But aside from subconscious influences, this wasn’t directly involved. What was involved was that I possessed the CD of Sonic CD, and the CD in turn possessed the entire (US) OST in Redbook Format. Said audio was around 52 minutes long, approximately the length of a writing session for me. Thus it served as a timer as well as writing music.
I listened to it exclusively throughout C&D. It’s a good OST. As my time chart tells me I spent over seventy such hour-ish sessions writing, I have listened to over seventy times. Like I said. It’s a good OST. (And no suckers were worked to death. It’s the US OST!)
is a game I have never played, and therefore am unable to gush over it.
Nonetheless, I promised myself that when I finished the draft, I would buy myself the game as a bonus.

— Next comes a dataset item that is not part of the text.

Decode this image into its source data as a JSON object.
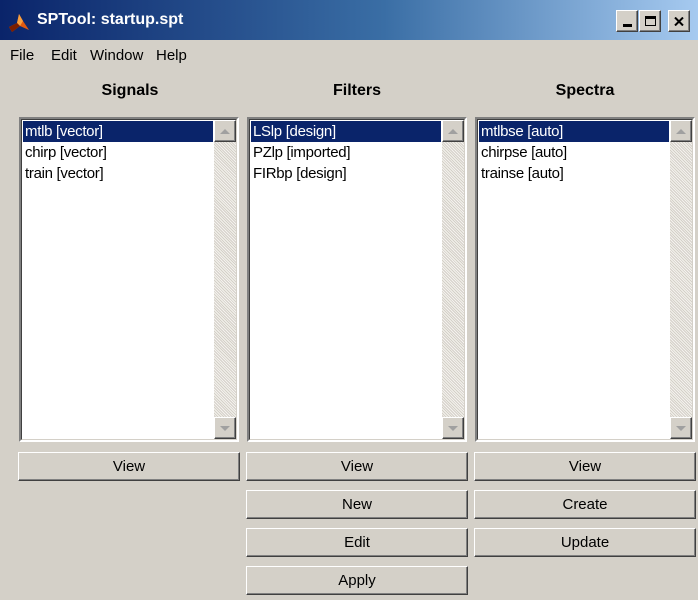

Even in the worst of the depression, when I feared I would not be able to finish it, or anything, the distant light of simple future gaming hedonism dragged me.
So there! Yay for bribery!
No, really, though. You can probably tell by my exclamation marks in the previous post how excited I am, in and of itself, to finish C&D. It’s done!
I have always been inspired by the story of Fredrick Douglass, a slave who escaped slavery to become a renowned orator and author. His is not the story of a man who was second-rate, shooed into the spotlight only for his relative accomplishments compared to his past. What use would that be? No, he was not merely any random speaker, but Fredrick Douglass, a name that survives to this day in history books, no matter how often it is skimmed over.
A shameless plug for someone else.
I have seen, and admittedly indulged in that fan activity I will call the Fact Checking Game. It goes like this: First, you take some work of fiction, particularly a popular one, and you find some fascinating idea or claim it has. Then you deconstruct it with real world logic, checking all the facts and invariably coming up with an unrealistic or at least implausible conclusion. At this point, bemoaning that the creator did not think of this may commence. As a sequel, you can find some plausible counterpoint, and argue with the proponents of the former conclusion until the cows come home.
This is not, in itself, a bad thing.